A federal appeals judge in California last week took aim at the ATF's use of fictitious drug robbery schemes to secure lengthy prison sentences for would-be rip off crews, strongly criticizing the practice in a written opinion.

The cases are simple: an informant or undercover agent poses as a disgruntled courier and invites a group of people to rob his employers of a half million dollars or so worth of cocaine. But Judge Stephen Reinhardt wrote that such tactics raise important issues about wealth inequality in the United States and who law enforcement decides to pursue.

"They pose the question whether the government may target poor, minority neighborhoods and seek to tempt their residents to commit crimes that might well result in their escape from poverty," Reinhardt wrote in the readable, politically-tinged filing.

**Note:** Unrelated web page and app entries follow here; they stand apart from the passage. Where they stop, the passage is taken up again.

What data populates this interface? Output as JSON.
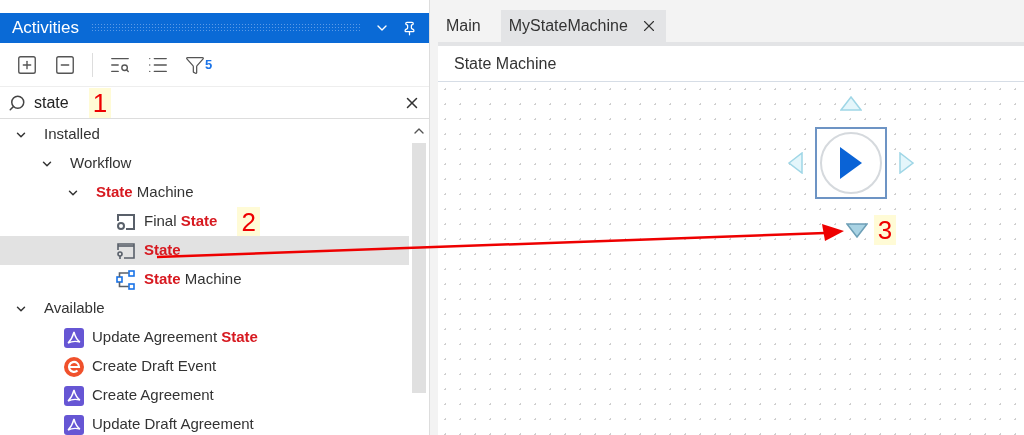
{
  "panel": {
    "title": "Activities",
    "filter_count": "5"
  },
  "search": {
    "value": "state",
    "callout": "1"
  },
  "tree": [
    {
      "label": "Installed",
      "kind": "category",
      "expanded": true,
      "selected": false,
      "children": [
        {
          "label": "Workflow",
          "kind": "category",
          "expanded": true,
          "selected": false,
          "children": [
            {
              "label": "**State** Machine",
              "kind": "category",
              "expanded": true,
              "selected": false,
              "children": [
                {
                  "label": "Final **State**",
                  "kind": "final-state",
                  "selected": false,
                  "callout": "2"
                },
                {
                  "label": "**State**",
                  "kind": "state",
                  "selected": true
                },
                {
                  "label": "**State** Machine",
                  "kind": "state-machine",
                  "selected": false
                }
              ]
            }
          ]
        }
      ]
    },
    {
      "label": "Available",
      "kind": "category",
      "expanded": true,
      "selected": false,
      "children": [
        {
          "label": "Update Agreement **State**",
          "kind": "pdf",
          "selected": false
        },
        {
          "label": "Create Draft Event",
          "kind": "event",
          "selected": false
        },
        {
          "label": "Create Agreement",
          "kind": "pdf",
          "selected": false
        },
        {
          "label": "Update Draft Agreement",
          "kind": "pdf",
          "selected": false
        }
      ]
    }
  ],
  "tabs": [
    {
      "label": "Main",
      "selected": false,
      "closable": false
    },
    {
      "label": "MyStateMachine",
      "selected": true,
      "closable": true
    }
  ],
  "designer": {
    "title": "State Machine",
    "callout": "3"
  }
}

The opinion, which was joined by the chief judge of the 9th Circuit Court of Appeals, was written in opposition to the court's decision not to hear a second round of arguments in a case from Phoenix that ended in the convictions of four defendants.

The key agent in the case, Richard Zayas, is a veteran at the Bureau of Alcohol Tobacco Firearms and Explosives, and has carried out similar operations in Maryland. The Drug Enforcement Administration has been using similar strategies against members of the Black Guerrilla Family Gang.

Authorities in Baltimore say the so-called reverse stings are a vital tool for catching violent groups of criminals who make a living robbing stash houses and who are otherwise difficult to stop. But defense lawyers involved in the cases have questioned whether their clients were really hardened criminals.

The facts of the Phoenix case also raise questions about how carefully agents select their targets. According to court documents, Zayas brought a paid confidential informant - or CI - from Miami and sent him to find "bad guys" in "a bad part of town."

Reinhardt took the instructions to mean the informant should look in neighborhoods home to minorities.

"In an age of widely-reported unequal enforcement of the criminal laws, both at the state and federal levels, the sort of assignment given to the CI is an open invitation to racial discrimination," the judge wrote.

And faced with a large enough score, many people living in poverty might be led astray and puff up their criminal resume to impress the undercover agent and his informant, Reinhardt added.

A majority of a three judge panel of the appeals court said some aspects of the case were troubling, but upheld a lower judge's decision not to throw out the charges against the four people who filed the appeal.

"They were eager to commit the fictional stash house robbery, and they joined the conspiracy without any great inducement or pressure from the government," Judge Raymond C. Fisher wrote.

The authorities have faced numerous challenges to the cases in Maryland elsewhere - a federal trial judge in California recently threw out a set of charges.

And last week, the City Paper reported on a Baltimore Black Guerrilla Family member's argument that he faced even more pressure to go along with the robbery because the informant who proposed it was also a member of the gang.

BGF members “have taken an oath that can be reasonably construed as an obligation to assist other members who make requests of them, and that the penalty for refusing to do so can be fatal if presented by someone (like the paid informant here) who has a well-known violent criminal history,” his attorney wrote.
In the end, the gang member pleaded guilty.